Website and app data records
- Opening Delimiter -

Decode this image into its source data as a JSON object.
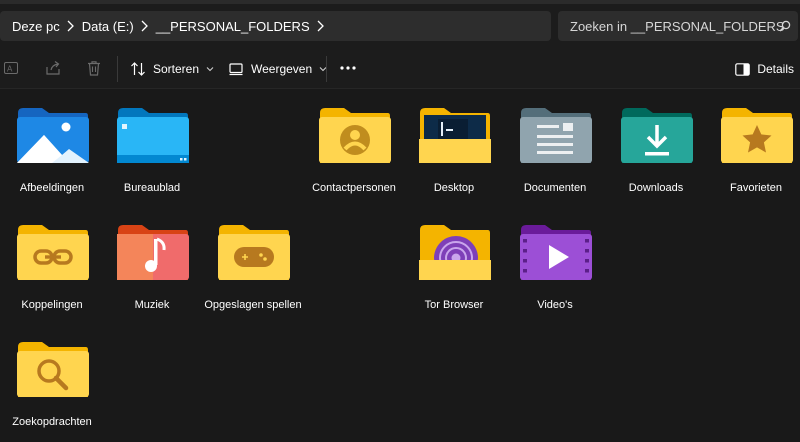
{
  "address": {
    "crumbs": [
      "Deze pc",
      "Data (E:)",
      "__PERSONAL_FOLDERS"
    ]
  },
  "search": {
    "placeholder": "Zoeken in __PERSONAL_FOLDERS"
  },
  "toolbar": {
    "sort_label": "Sorteren",
    "view_label": "Weergeven",
    "details_label": "Details"
  },
  "folders": [
    {
      "label": "Afbeeldingen",
      "icon": "pictures-folder-icon"
    },
    {
      "label": "Bureaublad",
      "icon": "desktop-blue-folder-icon"
    },
    {
      "label": "Contactpersonen",
      "icon": "contacts-folder-icon"
    },
    {
      "label": "Desktop",
      "icon": "desktop-folder-icon"
    },
    {
      "label": "Documenten",
      "icon": "documents-folder-icon"
    },
    {
      "label": "Downloads",
      "icon": "downloads-folder-icon"
    },
    {
      "label": "Favorieten",
      "icon": "favorites-folder-icon"
    },
    {
      "label": "Koppelingen",
      "icon": "links-folder-icon"
    },
    {
      "label": "Muziek",
      "icon": "music-folder-icon"
    },
    {
      "label": "Opgeslagen spellen",
      "icon": "saved-games-folder-icon"
    },
    {
      "label": "Tor Browser",
      "icon": "tor-browser-folder-icon"
    },
    {
      "label": "Video's",
      "icon": "videos-folder-icon"
    },
    {
      "label": "Zoekopdrachten",
      "icon": "searches-folder-icon"
    }
  ]
}
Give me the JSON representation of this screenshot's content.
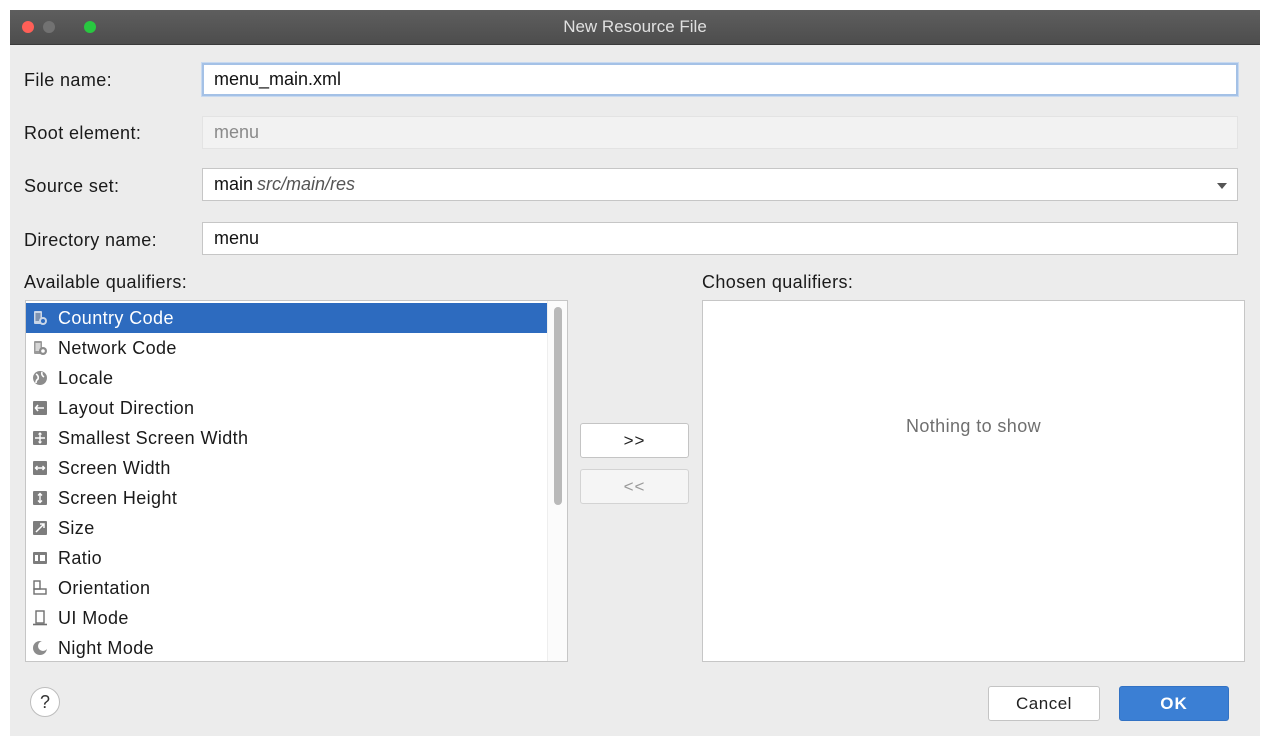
{
  "window": {
    "title": "New Resource File"
  },
  "form": {
    "file_name_label": "File name:",
    "file_name_value": "menu_main.xml",
    "root_element_label": "Root element:",
    "root_element_value": "menu",
    "source_set_label": "Source set:",
    "source_set_value": "main",
    "source_set_path": "src/main/res",
    "directory_name_label": "Directory name:",
    "directory_name_value": "menu"
  },
  "available": {
    "label": "Available qualifiers:",
    "items": [
      {
        "label": "Country Code",
        "icon": "country-code-icon",
        "selected": true
      },
      {
        "label": "Network Code",
        "icon": "network-code-icon"
      },
      {
        "label": "Locale",
        "icon": "globe-icon"
      },
      {
        "label": "Layout Direction",
        "icon": "layout-direction-icon"
      },
      {
        "label": "Smallest Screen Width",
        "icon": "smallest-screen-width-icon"
      },
      {
        "label": "Screen Width",
        "icon": "screen-width-icon"
      },
      {
        "label": "Screen Height",
        "icon": "screen-height-icon"
      },
      {
        "label": "Size",
        "icon": "size-icon"
      },
      {
        "label": "Ratio",
        "icon": "ratio-icon"
      },
      {
        "label": "Orientation",
        "icon": "orientation-icon"
      },
      {
        "label": "UI Mode",
        "icon": "ui-mode-icon"
      },
      {
        "label": "Night Mode",
        "icon": "night-mode-icon"
      }
    ]
  },
  "buttons": {
    "add": ">>",
    "remove": "<<",
    "cancel": "Cancel",
    "ok": "OK",
    "help": "?"
  },
  "chosen": {
    "label": "Chosen qualifiers:",
    "empty_text": "Nothing to show"
  },
  "colors": {
    "selection": "#2d6bbf",
    "primary_button": "#3b7fd4",
    "focus_ring": "#a4c1e6"
  }
}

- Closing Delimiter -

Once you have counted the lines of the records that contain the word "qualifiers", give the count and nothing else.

= Written response =
2